For the full year, Boeing targets about 40 777 orders. There have been eight net orders.
Boeing sold out about 60% of the delivery slots in 2018 at the planned production rate of 5.5/mo, Muilenburg said. The slots remain at 80% sold out in 2017, which has held steady for about a year.
Boeing continues to plan for increased 737 production rates of 47/mo in 2017, 52/mo in 2018 and 57/mo in 2019. Despite the increased rates, Muilenburg said Boeing remains oversold.
Greg Smith, CFO of The Boeing Co., said the company expects to complete $8.5bn in stock repurchases over the next two years. Boeing repurchased $6bn in shares YTD.
Smith said the company remains committed to returning money to shareholders and investing in new development and de-risking the company.
Quotes may be paraphrased.
- The accounting block for the 767 program has been extended, though Boeing didn’t say by how much. 787 deferred production is improving, with the 787-9 and 787-10 leading the way. “It’s all about cash,” said Smith. “The fundamentals of the 787 cash program remain intact.”

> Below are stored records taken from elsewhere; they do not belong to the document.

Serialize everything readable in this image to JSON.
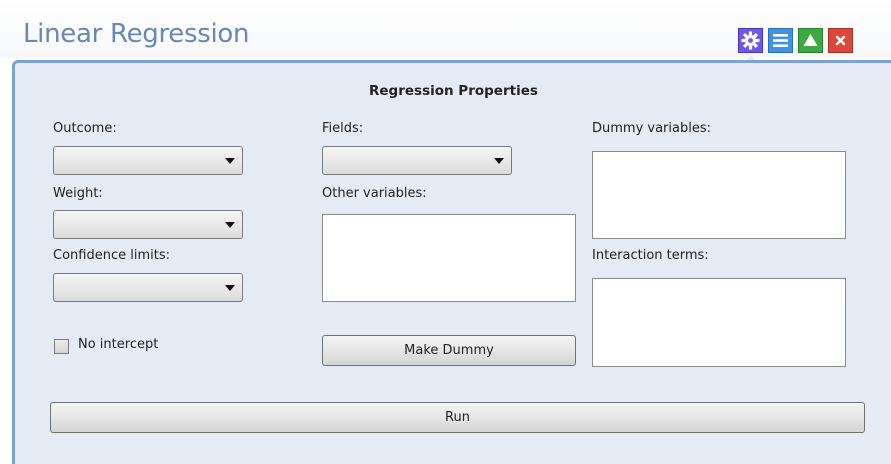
{
  "window": {
    "title": "Linear Regression",
    "title_color": "#6a86b3",
    "buttons": [
      {
        "name": "gear-icon",
        "color": "#6e58e4"
      },
      {
        "name": "list-icon",
        "color": "#3f93e2"
      },
      {
        "name": "triangle-up-icon",
        "color": "#3da844"
      },
      {
        "name": "close-icon",
        "color": "#d9483a"
      }
    ]
  },
  "panel": {
    "heading": "Regression Properties",
    "background": "#e5ebf4",
    "border_color": "#7ea1d3",
    "outcome_label": "Outcome:",
    "outcome_value": "",
    "weight_label": "Weight:",
    "weight_value": "",
    "confidence_label": "Confidence limits:",
    "confidence_value": "",
    "no_intercept_label": "No intercept",
    "no_intercept_checked": false,
    "fields_label": "Fields:",
    "fields_value": "",
    "other_variables_label": "Other variables:",
    "make_dummy_label": "Make Dummy",
    "dummy_variables_label": "Dummy variables:",
    "interaction_terms_label": "Interaction terms:",
    "run_label": "Run"
  }
}
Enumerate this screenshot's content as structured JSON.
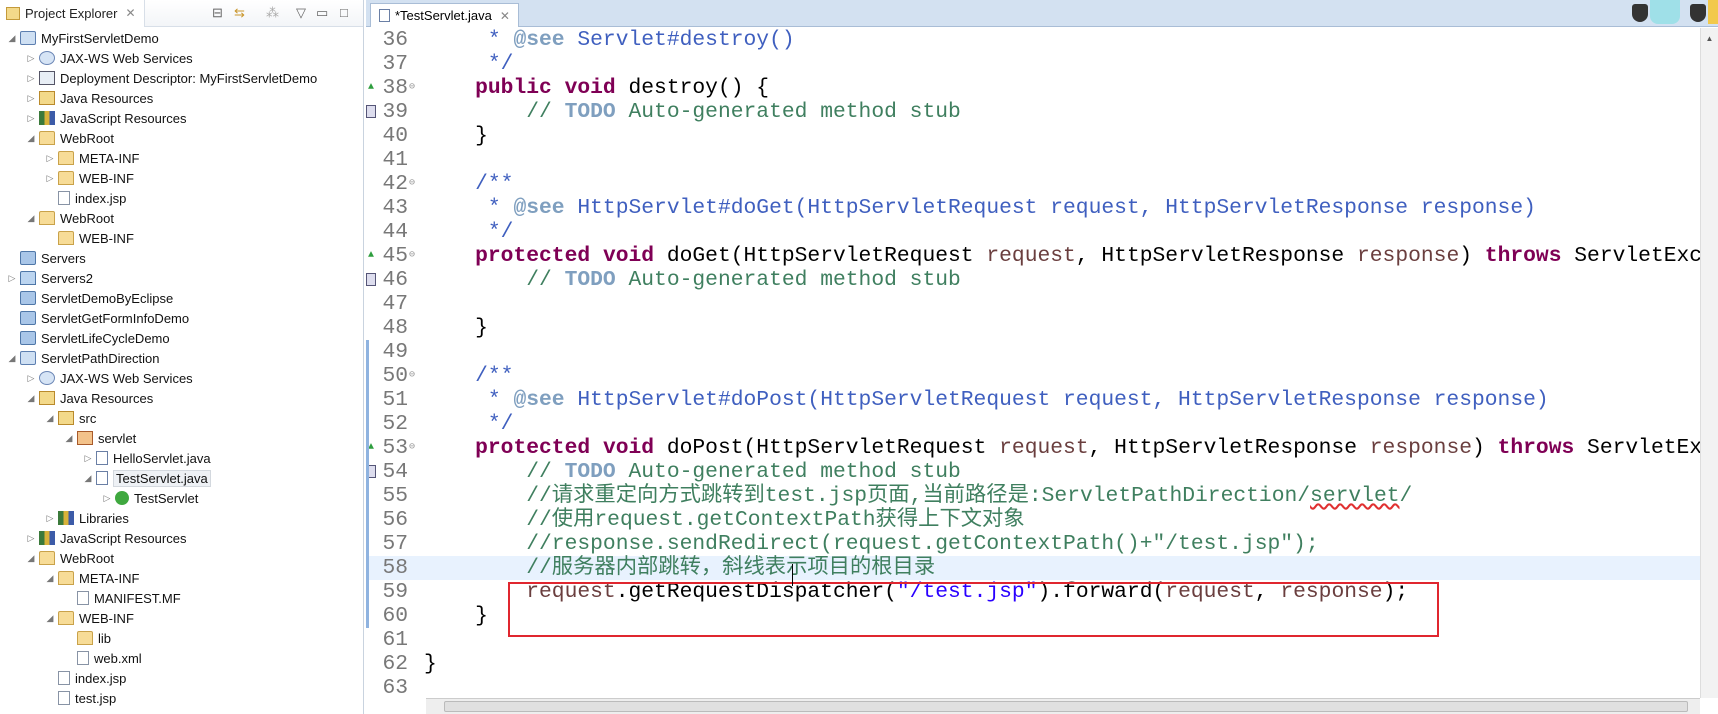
{
  "explorer": {
    "title": "Project Explorer",
    "close": "✕",
    "items": [
      {
        "l": 0,
        "a": "open",
        "i": "project",
        "t": "MyFirstServletDemo"
      },
      {
        "l": 1,
        "a": "closed",
        "i": "webservice",
        "t": "JAX-WS Web Services"
      },
      {
        "l": 1,
        "a": "closed",
        "i": "descriptor",
        "t": "Deployment Descriptor: MyFirstServletDemo"
      },
      {
        "l": 1,
        "a": "closed",
        "i": "java-resources",
        "t": "Java Resources"
      },
      {
        "l": 1,
        "a": "closed",
        "i": "library",
        "t": "JavaScript Resources"
      },
      {
        "l": 1,
        "a": "open",
        "i": "folder",
        "t": "WebRoot"
      },
      {
        "l": 2,
        "a": "closed",
        "i": "folder",
        "t": "META-INF"
      },
      {
        "l": 2,
        "a": "closed",
        "i": "folder",
        "t": "WEB-INF"
      },
      {
        "l": 2,
        "a": "none",
        "i": "file",
        "t": "index.jsp"
      },
      {
        "l": 1,
        "a": "open",
        "i": "folder",
        "t": "WebRoot"
      },
      {
        "l": 2,
        "a": "none",
        "i": "folder",
        "t": "WEB-INF"
      },
      {
        "l": 0,
        "a": "none",
        "i": "closed-project",
        "t": "Servers"
      },
      {
        "l": 0,
        "a": "closed",
        "i": "blue-folder",
        "t": "Servers2"
      },
      {
        "l": 0,
        "a": "none",
        "i": "closed-project",
        "t": "ServletDemoByEclipse"
      },
      {
        "l": 0,
        "a": "none",
        "i": "closed-project",
        "t": "ServletGetFormInfoDemo"
      },
      {
        "l": 0,
        "a": "none",
        "i": "closed-project",
        "t": "ServletLifeCycleDemo"
      },
      {
        "l": 0,
        "a": "open",
        "i": "project",
        "t": "ServletPathDirection"
      },
      {
        "l": 1,
        "a": "closed",
        "i": "webservice",
        "t": "JAX-WS Web Services"
      },
      {
        "l": 1,
        "a": "open",
        "i": "java-resources",
        "t": "Java Resources"
      },
      {
        "l": 2,
        "a": "open",
        "i": "source-folder",
        "t": "src"
      },
      {
        "l": 3,
        "a": "open",
        "i": "package",
        "t": "servlet"
      },
      {
        "l": 4,
        "a": "closed",
        "i": "java-file",
        "t": "HelloServlet.java"
      },
      {
        "l": 4,
        "a": "open",
        "i": "java-file",
        "t": "TestServlet.java",
        "selected": true
      },
      {
        "l": 5,
        "a": "closed",
        "i": "class",
        "t": "TestServlet"
      },
      {
        "l": 2,
        "a": "closed",
        "i": "library",
        "t": "Libraries"
      },
      {
        "l": 1,
        "a": "closed",
        "i": "library",
        "t": "JavaScript Resources"
      },
      {
        "l": 1,
        "a": "open",
        "i": "folder",
        "t": "WebRoot"
      },
      {
        "l": 2,
        "a": "open",
        "i": "folder",
        "t": "META-INF"
      },
      {
        "l": 3,
        "a": "none",
        "i": "file",
        "t": "MANIFEST.MF"
      },
      {
        "l": 2,
        "a": "open",
        "i": "folder",
        "t": "WEB-INF"
      },
      {
        "l": 3,
        "a": "none",
        "i": "folder",
        "t": "lib"
      },
      {
        "l": 3,
        "a": "none",
        "i": "xml-file",
        "t": "web.xml"
      },
      {
        "l": 2,
        "a": "none",
        "i": "file",
        "t": "index.jsp"
      },
      {
        "l": 2,
        "a": "none",
        "i": "file",
        "t": "test.jsp"
      }
    ]
  },
  "editor": {
    "tab": "*TestServlet.java",
    "close": "✕",
    "current_line": 58,
    "colors": {
      "keyword": "#7f0055",
      "comment": "#3f7f5f",
      "javadoc": "#3f5fbf",
      "string": "#2a00ff",
      "highlight_box": "#e0262f"
    },
    "lines": [
      {
        "n": 36,
        "t": [
          [
            "jd",
            "     * "
          ],
          [
            "jt",
            "@see"
          ],
          [
            "jd",
            " Servlet#destroy()"
          ]
        ]
      },
      {
        "n": 37,
        "t": [
          [
            "jd",
            "     */"
          ]
        ]
      },
      {
        "n": 38,
        "fold": true,
        "override": true,
        "t": [
          [
            "pl",
            "    "
          ],
          [
            "kw",
            "public"
          ],
          [
            "pl",
            " "
          ],
          [
            "kw",
            "void"
          ],
          [
            "pl",
            " destroy() {"
          ]
        ]
      },
      {
        "n": 39,
        "task": true,
        "t": [
          [
            "cm",
            "        // "
          ],
          [
            "todo",
            "TODO"
          ],
          [
            "cm",
            " Auto-generated method stub"
          ]
        ]
      },
      {
        "n": 40,
        "t": [
          [
            "pl",
            "    }"
          ]
        ]
      },
      {
        "n": 41,
        "t": []
      },
      {
        "n": 42,
        "fold": true,
        "t": [
          [
            "jd",
            "    /**"
          ]
        ]
      },
      {
        "n": 43,
        "t": [
          [
            "jd",
            "     * "
          ],
          [
            "jt",
            "@see"
          ],
          [
            "jd",
            " HttpServlet#doGet(HttpServletRequest request, HttpServletResponse response)"
          ]
        ]
      },
      {
        "n": 44,
        "t": [
          [
            "jd",
            "     */"
          ]
        ]
      },
      {
        "n": 45,
        "fold": true,
        "override": true,
        "t": [
          [
            "pl",
            "    "
          ],
          [
            "kw",
            "protected"
          ],
          [
            "pl",
            " "
          ],
          [
            "kw",
            "void"
          ],
          [
            "pl",
            " doGet(HttpServletRequest "
          ],
          [
            "var",
            "request"
          ],
          [
            "pl",
            ", HttpServletResponse "
          ],
          [
            "var",
            "response"
          ],
          [
            "pl",
            ") "
          ],
          [
            "kw",
            "throws"
          ],
          [
            "pl",
            " ServletException, IOException {"
          ]
        ]
      },
      {
        "n": 46,
        "task": true,
        "t": [
          [
            "cm",
            "        // "
          ],
          [
            "todo",
            "TODO"
          ],
          [
            "cm",
            " Auto-generated method stub"
          ]
        ]
      },
      {
        "n": 47,
        "t": []
      },
      {
        "n": 48,
        "t": [
          [
            "pl",
            "    }"
          ]
        ]
      },
      {
        "n": 49,
        "changed": true,
        "t": []
      },
      {
        "n": 50,
        "fold": true,
        "changed": true,
        "t": [
          [
            "jd",
            "    /**"
          ]
        ]
      },
      {
        "n": 51,
        "changed": true,
        "t": [
          [
            "jd",
            "     * "
          ],
          [
            "jt",
            "@see"
          ],
          [
            "jd",
            " HttpServlet#doPost(HttpServletRequest request, HttpServletResponse response)"
          ]
        ]
      },
      {
        "n": 52,
        "changed": true,
        "t": [
          [
            "jd",
            "     */"
          ]
        ]
      },
      {
        "n": 53,
        "fold": true,
        "override": true,
        "changed": true,
        "t": [
          [
            "pl",
            "    "
          ],
          [
            "kw",
            "protected"
          ],
          [
            "pl",
            " "
          ],
          [
            "kw",
            "void"
          ],
          [
            "pl",
            " doPost(HttpServletRequest "
          ],
          [
            "var",
            "request"
          ],
          [
            "pl",
            ", HttpServletResponse "
          ],
          [
            "var",
            "response"
          ],
          [
            "pl",
            ") "
          ],
          [
            "kw",
            "throws"
          ],
          [
            "pl",
            " ServletException, IOException {"
          ]
        ]
      },
      {
        "n": 54,
        "task": true,
        "changed": true,
        "t": [
          [
            "cm",
            "        // "
          ],
          [
            "todo",
            "TODO"
          ],
          [
            "cm",
            " Auto-generated method stub"
          ]
        ]
      },
      {
        "n": 55,
        "changed": true,
        "t": [
          [
            "cm",
            "        //请求重定向方式跳转到test.jsp页面,当前路径是:ServletPathDirection/"
          ],
          [
            "cm sq",
            "servlet"
          ],
          [
            "cm",
            "/"
          ]
        ]
      },
      {
        "n": 56,
        "changed": true,
        "t": [
          [
            "cm",
            "        //使用request.getContextPath获得上下文对象"
          ]
        ]
      },
      {
        "n": 57,
        "changed": true,
        "t": [
          [
            "cm",
            "        //response.sendRedirect(request.getContextPath()+\"/test.jsp\");"
          ]
        ]
      },
      {
        "n": 58,
        "changed": true,
        "t": [
          [
            "cm",
            "        //服务器内部跳转，斜线表示项目的根目录"
          ]
        ]
      },
      {
        "n": 59,
        "changed": true,
        "t": [
          [
            "pl",
            "        "
          ],
          [
            "var",
            "request"
          ],
          [
            "pl",
            ".getRequestDispatcher("
          ],
          [
            "str",
            "\"/test.jsp\""
          ],
          [
            "pl",
            ").forward("
          ],
          [
            "var",
            "request"
          ],
          [
            "pl",
            ", "
          ],
          [
            "var",
            "response"
          ],
          [
            "pl",
            ");"
          ]
        ]
      },
      {
        "n": 60,
        "changed": true,
        "t": [
          [
            "pl",
            "    }"
          ]
        ]
      },
      {
        "n": 61,
        "t": []
      },
      {
        "n": 62,
        "t": [
          [
            "pl",
            "}"
          ]
        ]
      },
      {
        "n": 63,
        "t": []
      }
    ]
  }
}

- The rescheduling of supplier payment terms is back to the fundamentals of how Boeing manages its capital, Smith said. Payables have gone from daily to twice a month in keeping with industry standards. Boeing wants to get this to quartile payments, which Smith also labeled as industry standards. Muilenburg said this is not a one-time event, but part of a long-term plan.
- There are now 60 airlines for 2,200 aircraft enrolled in services agreements. This is a long-term growth in the services business.
- On 777, we understand the reality of where we’re at. The fact is YTD we have net orders for eight 777s against a target for 40. The wide-body market is clearly a challenging place right now. In case orders don’t materialize, we’re going to keep supply and demand in balance. Regardless of how the scenario plays out on 777, we will still be producing over 900 airplanes by the end of the decade. In the long-term, the wide-body demand is still attractive. In the 2020 decade, there will be a large demand for replacement aircraft.
- Muilenburg said BCA margin goals remain toward double digit next year. There is still work to make that sustainable. Toward the end of the decade, the goal remains at mid-teen. Improving productivity and cutting costs, block extensions on programs are accretive to margins as well. We still have a lot of work to do across the supply chain. We will be relentless there as well. Smith added that we’re looking at market-based across the board, internally and externally. The majority of this is outside the company. “This is a clear and enduring focus for us,” Muilenburg said. “We’ll match production to demand” for the 777, said Smith.
- There is work to fill out to rate 14 on the 787, Smith said. [This means more orders are still needed.—Editor.] Going to rate 14 would add six months to deferred production costs. Rate 14 us an end-of-decade target. Manufacturing commonality between the 9 and 10 is north of 95%, says Muilenburg.
- 787 is sold out through 2018, with a few positions open in 2019. 2020 open, Muilenburg said.
- 787 broke even on a cash basis on a unit basis late last year. Mix is a big play going forward. Dash 9 and 10 are big drivers going forward. [Note no reference to -8.-Editor.)
- Muilenburg said entry-into-service for the MAX is probably going to be in the 1H2017 rather than 3Q2017. This is a good example of how we can and should perform, he said. This is about disciplined innovation, on cost and on schedule. We’re taking lessons learned from MAX and deploying them into 787-10 and 777X.
- Muilenburg said Boeing still targets a 1:1 book:bill this year. The market is more favorable to narrow-body this year. There is no need to make “drastic” changes to pricing for market share. There is some hesitation to buying wide-body airplanes but the value proposition holds up “very well.”